Long before your client sits down near a court reporter , he or she needs to know exactly what to expect from a typical deposition held in San Jose. Asking and answering tough questions may be as natural to you as breathing, but for your client, it may be intimidating. Arguably, one of the most important benefits of thorough preparation is that it gives your client the confidence needed to effectively handle this stressful situation.
Explain the process of the deposition.
You should assume that your client is completely unfamiliar with the concept of legal depositions. Go over the basic facts, including the following:
- It does not take place in a courtroom.
- A court reporter will take down everything said on the record, verbatim.
- Testimony is given under oath.
- Giving testimony that contradicts later testimony at trial could be perjury.
Instruct your client to only give verbal answers—court reporters can’t record gestures. If your client doesn’t know something, he or she shouldn’t try to guess. Emphasize the importance of only giving as much information as was asked for. One-word answers are encouraged, if they answer the question.
Review documents and facts.
Although your client can answer “I don’t know,” if that’s the truth, it’s better if he or she knows the details of the facts of the case. Spend plenty of time going over any relevant documents and records. Being fully informed will help your client to confidently answer questions.
Help your client anticipate questions from opposing counsel.
It’s impossible to think of every single question opposing counsel will ask, but you probably have a fairly good idea of the direction of the questioning. Write down a list of every question you can think of, and put the toughest ones at the top. Go over these questions exhaustively until your client feels comfortable with them.
Give some last-minute tips.

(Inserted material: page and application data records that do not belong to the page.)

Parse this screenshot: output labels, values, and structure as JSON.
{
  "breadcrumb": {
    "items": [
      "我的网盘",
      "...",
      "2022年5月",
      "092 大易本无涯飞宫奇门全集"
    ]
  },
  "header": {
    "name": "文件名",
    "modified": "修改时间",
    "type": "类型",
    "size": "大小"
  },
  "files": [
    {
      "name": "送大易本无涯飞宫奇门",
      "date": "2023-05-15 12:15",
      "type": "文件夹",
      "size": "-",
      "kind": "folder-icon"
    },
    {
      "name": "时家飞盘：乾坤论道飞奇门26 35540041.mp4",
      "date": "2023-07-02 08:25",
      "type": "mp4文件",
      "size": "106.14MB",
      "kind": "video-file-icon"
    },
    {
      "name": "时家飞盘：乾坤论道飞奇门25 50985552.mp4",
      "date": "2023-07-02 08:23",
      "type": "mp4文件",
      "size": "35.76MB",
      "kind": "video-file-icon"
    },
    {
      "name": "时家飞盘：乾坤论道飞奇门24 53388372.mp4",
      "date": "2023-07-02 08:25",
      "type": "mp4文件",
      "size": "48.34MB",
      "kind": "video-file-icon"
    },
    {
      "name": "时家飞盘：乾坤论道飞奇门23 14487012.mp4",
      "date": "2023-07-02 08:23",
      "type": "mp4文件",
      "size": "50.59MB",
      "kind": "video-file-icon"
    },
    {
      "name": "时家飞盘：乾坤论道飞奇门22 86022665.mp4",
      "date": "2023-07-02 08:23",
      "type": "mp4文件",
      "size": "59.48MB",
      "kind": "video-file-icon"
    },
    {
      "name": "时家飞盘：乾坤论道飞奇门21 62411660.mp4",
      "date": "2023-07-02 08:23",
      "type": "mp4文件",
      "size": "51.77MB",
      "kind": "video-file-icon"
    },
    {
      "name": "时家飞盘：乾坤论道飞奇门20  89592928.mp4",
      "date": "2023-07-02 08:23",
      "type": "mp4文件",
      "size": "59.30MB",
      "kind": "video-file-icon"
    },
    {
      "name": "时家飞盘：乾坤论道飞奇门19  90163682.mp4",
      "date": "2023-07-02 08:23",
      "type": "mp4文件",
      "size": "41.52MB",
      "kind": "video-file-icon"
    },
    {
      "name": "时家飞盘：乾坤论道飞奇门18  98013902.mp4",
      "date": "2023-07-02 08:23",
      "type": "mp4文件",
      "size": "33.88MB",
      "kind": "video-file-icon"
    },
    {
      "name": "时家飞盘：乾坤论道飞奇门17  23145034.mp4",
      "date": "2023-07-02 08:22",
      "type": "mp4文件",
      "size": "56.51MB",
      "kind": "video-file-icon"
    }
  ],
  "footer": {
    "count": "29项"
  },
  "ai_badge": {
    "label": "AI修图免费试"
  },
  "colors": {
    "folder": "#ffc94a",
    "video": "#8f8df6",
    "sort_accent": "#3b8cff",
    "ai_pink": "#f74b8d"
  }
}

You don’t want to overwhelm your client with information, but you may wish to remind him or her of some crucial tips just before the deposition. Remind your client to actively listen to every question, and not to answer the question before opposing counsel is done asking it. Let your client know that it’s okay to briefly pause—this gives you a chance to object if need be.